Prior to Crude Oil’s 45% rally off of last month’s 13 year lows, the commodity declined 75% from its 2014 high, remains 65% off of those levels, and is down about 75% from its 2008 highs. Over a ten year period the bounce has looked like a blip, but it sure beats a sharp stick in the eye if you’ve been long.
There has been lots of excitement among investors and in the financial press about the potential that oil prices might have bottomed, but I would argue its a lot more complicated than just the recent price appreciation. Chinese demand, U.S. production and a whole host of geopolitical issues in the Middle East and South America are driving factors, and will likely remain headwinds to $100 oil for years if not decades. Oh and let’s not forget debt in the sector and among sovereigns, global monetary and fiscal policy and the price of the dollar, etc, etc. Before we call a bottom, let’s first get a sense for central bank policies to be rolled out by the ECB, BOJ and the FOMC over the next week, and their effect on currencies for the balance of the year. As my friend BK likes to say, “get the Dollar right, and you’ll likely have a good bead on the rest. This is very much the case for commodities like Oil“. Frankly I have no idea what’s gonna happen next with oil, but regular readers know I don’t chase crap like this when the reasons given are so weak.
For those who can’t trade oil futures, there are few ways to bet on the price of oil in the equity market. There are etfs like USO, but there is a massive drag on the performance of these due to the roll of futures contracts on the downside. For instance USO had a peak to trough decline of 80% from its 2014 high, not too dissimilar to Crude, but is only up about 30% from its Feb lows, while Crude is up about 45%.
The reason for that is the roll in the futures that USO must do each day. The USO owns a mix of front month and the following month futures. It must sell a portion of the futures it owns that expire soon, and buy the next month’s expiration in order to always have the same position. These futures obviously have different prices and when the sale is lower than the buy each day the USO loses a little bit of money every day. Right now April futures are about 1.80 lower than May futures. So over the span of a month that means that USO is currently giving up about 5% in value just doing its daily futures roll (1.80/38). (April Futures are $38 and May futures are 39.80).
So that’s a significant headwind as long as that roll cost remains.
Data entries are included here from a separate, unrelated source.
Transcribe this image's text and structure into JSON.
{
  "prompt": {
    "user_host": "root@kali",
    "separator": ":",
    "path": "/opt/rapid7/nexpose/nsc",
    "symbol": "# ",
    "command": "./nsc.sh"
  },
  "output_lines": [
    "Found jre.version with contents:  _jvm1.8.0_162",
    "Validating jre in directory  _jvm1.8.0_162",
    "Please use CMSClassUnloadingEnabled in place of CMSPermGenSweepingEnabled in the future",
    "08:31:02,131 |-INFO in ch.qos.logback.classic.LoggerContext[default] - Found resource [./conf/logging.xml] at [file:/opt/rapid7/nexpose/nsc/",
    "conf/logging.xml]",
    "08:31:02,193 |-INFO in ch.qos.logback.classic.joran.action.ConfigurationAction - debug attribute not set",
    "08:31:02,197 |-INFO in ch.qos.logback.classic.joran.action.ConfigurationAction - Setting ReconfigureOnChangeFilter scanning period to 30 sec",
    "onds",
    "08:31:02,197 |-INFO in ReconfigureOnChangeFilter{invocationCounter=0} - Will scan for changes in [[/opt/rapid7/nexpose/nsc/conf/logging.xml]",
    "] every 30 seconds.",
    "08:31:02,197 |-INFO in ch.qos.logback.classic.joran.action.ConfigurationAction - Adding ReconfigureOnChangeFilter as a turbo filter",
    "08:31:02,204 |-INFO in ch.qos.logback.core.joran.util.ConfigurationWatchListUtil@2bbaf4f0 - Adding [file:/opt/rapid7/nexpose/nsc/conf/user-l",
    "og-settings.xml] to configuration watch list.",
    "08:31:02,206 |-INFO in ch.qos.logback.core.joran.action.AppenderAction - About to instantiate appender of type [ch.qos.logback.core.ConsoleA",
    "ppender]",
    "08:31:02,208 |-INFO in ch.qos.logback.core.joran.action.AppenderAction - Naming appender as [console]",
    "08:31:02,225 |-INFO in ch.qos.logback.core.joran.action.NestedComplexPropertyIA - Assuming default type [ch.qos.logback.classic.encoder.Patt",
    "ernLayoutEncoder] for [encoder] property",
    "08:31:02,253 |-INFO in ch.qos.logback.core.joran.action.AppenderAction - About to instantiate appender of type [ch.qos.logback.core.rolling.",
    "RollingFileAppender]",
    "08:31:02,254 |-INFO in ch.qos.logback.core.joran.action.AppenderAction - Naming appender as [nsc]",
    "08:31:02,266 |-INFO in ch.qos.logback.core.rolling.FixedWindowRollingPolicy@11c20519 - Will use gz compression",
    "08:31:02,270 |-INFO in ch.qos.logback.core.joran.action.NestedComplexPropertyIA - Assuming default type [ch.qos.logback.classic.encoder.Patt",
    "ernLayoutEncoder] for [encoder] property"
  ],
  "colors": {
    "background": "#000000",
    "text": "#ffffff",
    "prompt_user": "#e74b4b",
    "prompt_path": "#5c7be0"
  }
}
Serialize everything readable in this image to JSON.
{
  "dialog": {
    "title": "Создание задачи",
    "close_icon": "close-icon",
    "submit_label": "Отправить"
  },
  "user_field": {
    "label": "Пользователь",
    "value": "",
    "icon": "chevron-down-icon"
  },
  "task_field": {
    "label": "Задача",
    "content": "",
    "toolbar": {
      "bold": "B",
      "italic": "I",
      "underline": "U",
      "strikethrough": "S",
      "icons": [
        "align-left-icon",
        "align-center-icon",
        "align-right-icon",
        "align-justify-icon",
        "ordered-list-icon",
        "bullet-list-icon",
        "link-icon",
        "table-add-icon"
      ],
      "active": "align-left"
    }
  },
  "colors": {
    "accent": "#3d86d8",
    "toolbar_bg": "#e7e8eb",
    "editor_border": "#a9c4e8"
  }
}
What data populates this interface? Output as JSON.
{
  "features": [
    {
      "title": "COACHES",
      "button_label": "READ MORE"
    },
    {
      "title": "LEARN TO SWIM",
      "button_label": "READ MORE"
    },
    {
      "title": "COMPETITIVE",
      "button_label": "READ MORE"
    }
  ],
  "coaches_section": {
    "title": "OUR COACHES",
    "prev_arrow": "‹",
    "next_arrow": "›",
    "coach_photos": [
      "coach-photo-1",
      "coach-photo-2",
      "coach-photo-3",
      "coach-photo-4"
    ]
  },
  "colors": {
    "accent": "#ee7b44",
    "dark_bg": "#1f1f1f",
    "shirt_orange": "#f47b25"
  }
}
And it will as long as people think the price of oil in the near future will be more than it is today. But from a trading perspective it’s great if you want to take the other side of the USO etf’s drag. So we’re going to go over a couple ways options can help those that own USO as well as those that want to fade this move.
First, for those that own USO for a continued turnaround in oil, be careful. As we explain above there’s significant drag on the instrument. So those that are long and want to stay long for the time being, selling upside calls to help with some of the premium decay probably makes sense. (e.g. April 11 calls)
And for those that want to fade this move, selling upside calls to buy downside puts makes a ton of sense. (e.g. buying the April 9 puts, selling April 11 calls).
We’re not ready to get involved in USO either way right now but we love keeping an eye on it and will look to maybe get involved from the short side if an opportunity presents itself. Just as the commodity obviously overshot on the downside, it could also do so on the upside.
Stay tuned for our next post which we think could be a safer, more liquid way to fade the recent move in oil.